Curly-leaf pondweed (below) is an invasive species that occurs in Norway Lake.  The control of curly-leaf and other nuisance weeds is one of the associations primary goals.


Managing aquatic plants or “weeds”, (depending on the eye of the beholder) is undoubtedly the number one concern for many looking to enjoy time on or near the waters of the Norway Lake system.  To better understand the role the NLA and individual property owners can play in managing aquatic plants, consider the distinction between near-shore areas and common waters.

Near-shore (within 150 feet of shore)

Individual property owners may remove submerged weeds from portions of the near-shore area either by approved chemical treatment or mechanical harvesting, including hand pulling. Chemical treatment always requires a permit from the DNR. Permits for mechanical harvesting are only required if the removal area is greater than 2,500 ft² – 25′ x 100′, 50 x 50′, etc.  When permits are not required, the area to be cleared must not extend more than 50 feet along the shoreline or one-half the length of your shoreline, whichever is less.

Common Waters (greater than 150 feet from shore)

Permits to mechanically harvest plants in common water are typically issued to organizations such as lake assocations.  Permits to chemically control plants in common water are not issued except, perhaps, under special circumstances and in experimental operations.

The distinction between near-shore and common waters means that the NLA can not mechanically harvest weeds adjacent to individual properties except by contract.  Any such work is done at the property owners expense and areas greater than 2,500 square feet require a permit. 

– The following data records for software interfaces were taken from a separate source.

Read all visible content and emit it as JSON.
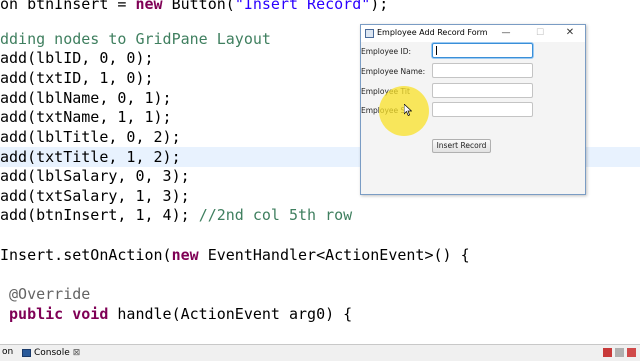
{
  "editor": {
    "lines": [
      {
        "pre": "",
        "plain": "on btnInsert = ",
        "kw": "new",
        "rest": " Button(",
        "str": "\"Insert Record\"",
        "tail": ");"
      },
      {
        "text": ""
      },
      {
        "comment": "dding nodes to GridPane Layout"
      },
      {
        "text": "add(lblID, 0, 0);"
      },
      {
        "text": "add(txtID, 1, 0);"
      },
      {
        "text": "add(lblName, 0, 1);"
      },
      {
        "text": "add(txtName, 1, 1);"
      },
      {
        "text": "add(lblTitle, 0, 2);"
      },
      {
        "text": "add(txtTitle, 1, 2);"
      },
      {
        "text": "add(lblSalary, 0, 3);"
      },
      {
        "text": "add(txtSalary, 1, 3);"
      },
      {
        "text": "add(btnInsert, 1, 4); ",
        "comment": "//2nd col 5th row"
      },
      {
        "text": ""
      },
      {
        "text": "Insert.setOnAction(",
        "kw": "new",
        "rest": " EventHandler<ActionEvent>() {"
      },
      {
        "text": ""
      },
      {
        "annotation": " @Override"
      },
      {
        "kw1": " public",
        "kw2": "void",
        "rest": "handle(ActionEvent arg0) {"
      }
    ]
  },
  "status_bar": {
    "left_text": "on",
    "console_tab_label": "Console",
    "console_tab_close": "⊠"
  },
  "dialog": {
    "title": "Employee Add Record Form",
    "min_glyph": "—",
    "max_glyph": "☐",
    "close_glyph": "✕",
    "labels": {
      "id": "Employee ID:",
      "name": "Employee Name:",
      "title": "Employee Tit",
      "salary": "Employee S     :"
    },
    "fields": {
      "id_value": "",
      "name_value": "",
      "title_value": "",
      "salary_value": ""
    },
    "insert_button_label": "Insert Record"
  },
  "colors": {
    "keyword": "#7f0055",
    "string": "#2a00ff",
    "comment": "#3f7f5f",
    "annotation": "#646464",
    "highlight_line": "#e8f2fe",
    "focus_border": "#3a8fd8",
    "cursor_highlight": "#fae128"
  }
}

DNR plant management permit application:

Vegetation in Norway Lake: